CloudFormation is a tool to specify and maintain server architecture. It provides several templates for popular architectures. The architecture configured with CloudFormation is abstract in that it does not involve the provisioning of any real hardwares and softwares. It serves as a guide for other services that do work on server allocation and maintenance.
OpsWorks is a service that provides a more specific operation on server resources in a project. A complete setup procedure using OpsWorks contains 4 steps. First, it requires the client to define one or more stacks using CloudFormation. Each stack stands for a set of servers that work for the same purpose (eg. We can have a production stack and a development stack, each containing a number of servers). Second, for each stack, the client is guided to pick one or several layers. A layer stands for a development environment. For example, it can be a node.js layer, a php layer, a database layer or a cache system layer. Third, the client need to add a number of instances to each of the stack, depending needs. Fourth, the client uploads a working project and let OpsWorks deploy it into the cloud. We can see that OpsWorks gives clients a multi-layer view of the products they are building with cloud resources. It then helps clients to define products with a coarse-to-fine approach.
Elastic Beanstalk (EB) is a tool focused on deployment and autoscaling. Although it works on the same set of resources as the above tools, it provides a different high-level view to clients and gives its unique functionalities. First, it provides a command line program which allows developers to push their finished work directly from the local terminal. Second, its online console allows to you define 'environments'. An environment is set of resources that are necessary for launching a web service. A minimum environment contains an EC2 instance, an elastic IP, an s3 bucket and an RDS instance. Usually clients will allocate a lot more than this. Third, EB provides autoscaling service. Clients define the minimum and maximum number of EC2 instances allocable and the metrics used as autoscaling criteria. Last but not least, EB provides monitoring services on multiple parameters like CPU usage, network in and network out.

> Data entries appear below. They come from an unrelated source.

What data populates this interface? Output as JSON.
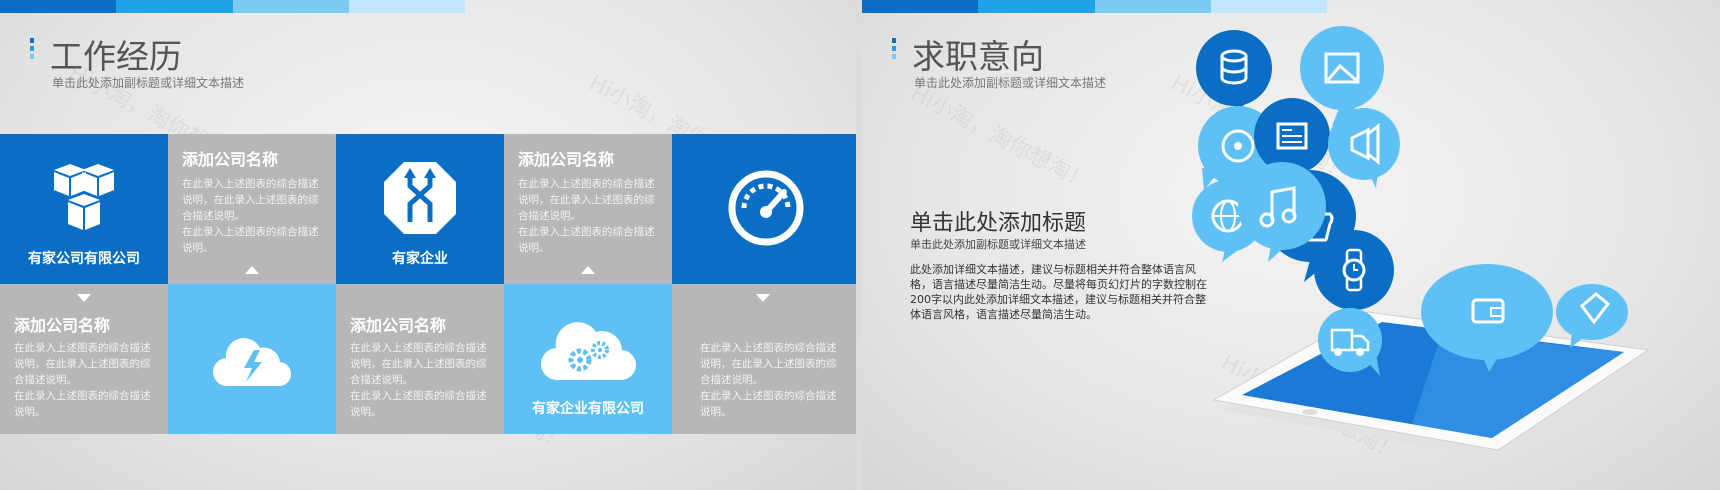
{
  "colors": {
    "dark_blue": "#0a6fc4",
    "mid_blue": "#1ea3e8",
    "light_blue": "#5ec0f5",
    "pale_blue": "#bfe6fb",
    "gray": "#b7b7b7"
  },
  "watermark": "Hi小淘，淘你想淘！",
  "left": {
    "title": "工作经历",
    "subtitle": "单击此处添加副标题或详细文本描述",
    "blocks": [
      {
        "icon": "cubes-icon",
        "name": "有家公司有限公司"
      },
      {
        "title": "添加公司名称",
        "desc": "在此录入上述图表的综合描述说明，在此录入上述图表的综合描述说明。\n在此录入上述图表的综合描述说明。"
      },
      {
        "icon": "merge-arrows-icon",
        "name": "有家企业"
      },
      {
        "title": "添加公司名称",
        "desc": "在此录入上述图表的综合描述说明，在此录入上述图表的综合描述说明。\n在此录入上述图表的综合描述说明。"
      },
      {
        "icon": "speedometer-icon"
      },
      {
        "title": "添加公司名称",
        "desc": "在此录入上述图表的综合描述说明，在此录入上述图表的综合描述说明。\n在此录入上述图表的综合描述说明。"
      },
      {
        "icon": "cloud-lightning-icon"
      },
      {
        "title": "添加公司名称",
        "desc": "在此录入上述图表的综合描述说明，在此录入上述图表的综合描述说明。\n在此录入上述图表的综合描述说明。"
      },
      {
        "icon": "cloud-gears-icon",
        "name": "有家企业有限公司"
      },
      {
        "desc": "在此录入上述图表的综合描述说明，在此录入上述图表的综合描述说明。\n在此录入上述图表的综合描述说明。"
      }
    ]
  },
  "right": {
    "title": "求职意向",
    "subtitle": "单击此处添加副标题或详细文本描述",
    "heading": "单击此处添加标题",
    "heading_sub": "单击此处添加副标题或详细文本描述",
    "body": "此处添加详细文本描述，建议与标题相关并符合整体语言风格，语言描述尽量简洁生动。尽量将每页幻灯片的字数控制在200字以内此处添加详细文本描述，建议与标题相关并符合整体语言风格，语言描述尽量简洁生动。",
    "bubbles": [
      "database-icon",
      "image-icon",
      "cd-icon",
      "newspaper-icon",
      "megaphone-icon",
      "music-icon",
      "globe-icon",
      "thumbs-up-icon",
      "watch-icon",
      "wallet-icon",
      "tag-icon",
      "truck-icon"
    ]
  }
}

There are also other tools and services available for maintaining cloud resources which will largely facilitate the building of scalable products. Developers who want to use them need to study carefully about them and choose the ones that work best for their situation.